Subsequent formation is the 14th exhibition programmed by David Komary since he started at Galerie Stadtpark in Krems near Vienna in Autumn 2008. Komary gained experience as curator and director of the selforganised and autonomous exhibition space dreizehnzwei in Vienna, which he initiated in 2003 and ran until its closure in 2007. Komary developed a precise exhibition format that combined the constellation of two contemporary artistic positions with a discursive contextualisation of the artists’ approaches in form of a small catalogue accompanying each show. His aesthetic feel for visual presentation and the creation of an environment that supportively stood back behind the individual works coined dreizehnzwei’s peculiarity as an autonomous exhibition space at that time. When Komary became responsible for the curatorial programme at Galerie Stadtpark he continued to ‘offer constellations of two artistic approaches’, trying to avoid a mere presentation of art works, but bring about an ‘aesthetic and semantic compression, evoking another, third position.’vi
Coherently, a small catalogue sets out each exhibition’s discursive context and Komary continues to organise his programme along three similar thematic strands already investigated with dreizehnzwei: the construction of reality in the context of the medial, theoretical questions of time and space and forms of contemporary abstraction. All fourteen exhibitions have gathered around these three thematic strands, featuring artistic positions such as those of Roman Fehr and Björn Kämmerer, Yudi Noor and Peter Sandbichler, Siegfried A. Fruhauf and Flora Watzal, Haroon Mirza and Richard Sides to name only but the most recent.

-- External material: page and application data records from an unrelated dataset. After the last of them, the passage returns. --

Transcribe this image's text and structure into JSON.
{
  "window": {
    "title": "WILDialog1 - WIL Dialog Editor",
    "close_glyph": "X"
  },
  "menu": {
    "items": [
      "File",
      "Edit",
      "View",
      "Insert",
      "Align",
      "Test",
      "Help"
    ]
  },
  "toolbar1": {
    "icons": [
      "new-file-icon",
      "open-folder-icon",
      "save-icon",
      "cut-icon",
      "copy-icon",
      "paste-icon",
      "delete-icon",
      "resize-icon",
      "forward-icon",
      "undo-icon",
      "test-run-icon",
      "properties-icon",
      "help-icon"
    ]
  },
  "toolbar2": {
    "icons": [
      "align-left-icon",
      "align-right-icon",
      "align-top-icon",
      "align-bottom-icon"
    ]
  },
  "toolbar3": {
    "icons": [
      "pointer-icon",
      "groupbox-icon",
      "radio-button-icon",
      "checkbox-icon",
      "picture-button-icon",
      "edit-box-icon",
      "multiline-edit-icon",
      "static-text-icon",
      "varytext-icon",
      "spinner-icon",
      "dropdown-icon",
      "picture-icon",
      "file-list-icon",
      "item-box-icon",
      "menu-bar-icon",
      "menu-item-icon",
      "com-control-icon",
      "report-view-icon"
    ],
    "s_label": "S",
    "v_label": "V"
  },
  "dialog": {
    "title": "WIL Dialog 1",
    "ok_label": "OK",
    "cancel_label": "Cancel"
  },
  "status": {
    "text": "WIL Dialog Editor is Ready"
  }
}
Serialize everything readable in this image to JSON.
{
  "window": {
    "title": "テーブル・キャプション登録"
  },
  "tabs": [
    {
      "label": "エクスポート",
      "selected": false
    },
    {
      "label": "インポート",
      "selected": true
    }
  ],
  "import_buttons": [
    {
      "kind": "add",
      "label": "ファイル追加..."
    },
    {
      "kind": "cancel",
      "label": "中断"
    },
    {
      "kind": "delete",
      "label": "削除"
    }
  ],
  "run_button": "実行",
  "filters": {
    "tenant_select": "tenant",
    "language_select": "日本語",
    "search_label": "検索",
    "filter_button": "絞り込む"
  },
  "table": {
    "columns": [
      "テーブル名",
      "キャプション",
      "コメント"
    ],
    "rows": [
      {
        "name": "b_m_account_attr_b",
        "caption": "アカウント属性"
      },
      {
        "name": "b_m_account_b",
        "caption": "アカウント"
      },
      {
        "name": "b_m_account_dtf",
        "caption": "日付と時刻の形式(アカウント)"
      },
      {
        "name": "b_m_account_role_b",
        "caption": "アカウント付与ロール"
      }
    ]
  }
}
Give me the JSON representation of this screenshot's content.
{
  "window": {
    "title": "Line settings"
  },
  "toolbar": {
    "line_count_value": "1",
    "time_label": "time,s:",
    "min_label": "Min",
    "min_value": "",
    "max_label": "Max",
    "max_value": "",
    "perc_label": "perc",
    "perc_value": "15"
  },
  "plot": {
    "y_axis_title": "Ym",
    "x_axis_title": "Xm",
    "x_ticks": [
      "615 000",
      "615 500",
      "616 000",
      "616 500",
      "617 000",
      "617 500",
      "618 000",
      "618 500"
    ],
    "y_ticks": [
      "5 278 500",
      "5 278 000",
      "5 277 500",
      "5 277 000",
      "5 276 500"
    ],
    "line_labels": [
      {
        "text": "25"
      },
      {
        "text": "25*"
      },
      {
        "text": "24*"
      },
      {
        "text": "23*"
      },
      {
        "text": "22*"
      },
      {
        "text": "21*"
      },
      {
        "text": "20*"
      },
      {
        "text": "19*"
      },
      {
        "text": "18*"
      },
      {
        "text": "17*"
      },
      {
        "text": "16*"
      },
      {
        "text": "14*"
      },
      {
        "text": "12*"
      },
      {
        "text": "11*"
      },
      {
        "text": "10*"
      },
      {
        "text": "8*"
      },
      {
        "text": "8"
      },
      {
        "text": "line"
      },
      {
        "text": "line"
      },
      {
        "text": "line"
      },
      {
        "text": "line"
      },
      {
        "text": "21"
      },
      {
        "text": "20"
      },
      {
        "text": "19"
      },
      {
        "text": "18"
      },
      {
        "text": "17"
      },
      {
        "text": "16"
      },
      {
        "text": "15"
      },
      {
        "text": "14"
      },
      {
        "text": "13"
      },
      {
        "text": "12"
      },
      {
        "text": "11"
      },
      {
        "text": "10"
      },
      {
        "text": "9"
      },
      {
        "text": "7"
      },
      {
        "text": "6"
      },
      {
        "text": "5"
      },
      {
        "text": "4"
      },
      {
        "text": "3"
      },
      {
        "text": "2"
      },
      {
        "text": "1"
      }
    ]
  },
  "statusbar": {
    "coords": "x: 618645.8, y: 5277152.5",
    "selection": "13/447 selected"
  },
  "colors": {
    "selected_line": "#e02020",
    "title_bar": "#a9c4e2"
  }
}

A catalogue entitled Coprime, to be published in April 2011 by Schlebrügge.Editor, features a selection of six exhibitions of Komary’s current programme. Coprime intends to serve as an overarching publication giving insight into the correspondences between the individual exhibitions and the three thematic strands of Komary’s current curatorial programme at the Galerie Stadtpark.
i The German translation of the title reads Elliot das Schmunzelmonster.
ii For a detailed elaboration on the panoramic in relation to Andreas Heller’s and Katarina Matiasek’s work see David Komary, subsequent formation in David Komary, Galerie Stadtpark (eds), Coprime, Vienna: Schlebrügge.Editor 2011, p. 43 ff.
iii Ibid. p. 44.
v See David Komary. Ibid.
vi David Komary, Coprime, in David Komary, Galerie Stadtpark (eds), Coprime, Vienna: Schlebrügge.Editor 2011, p. 11.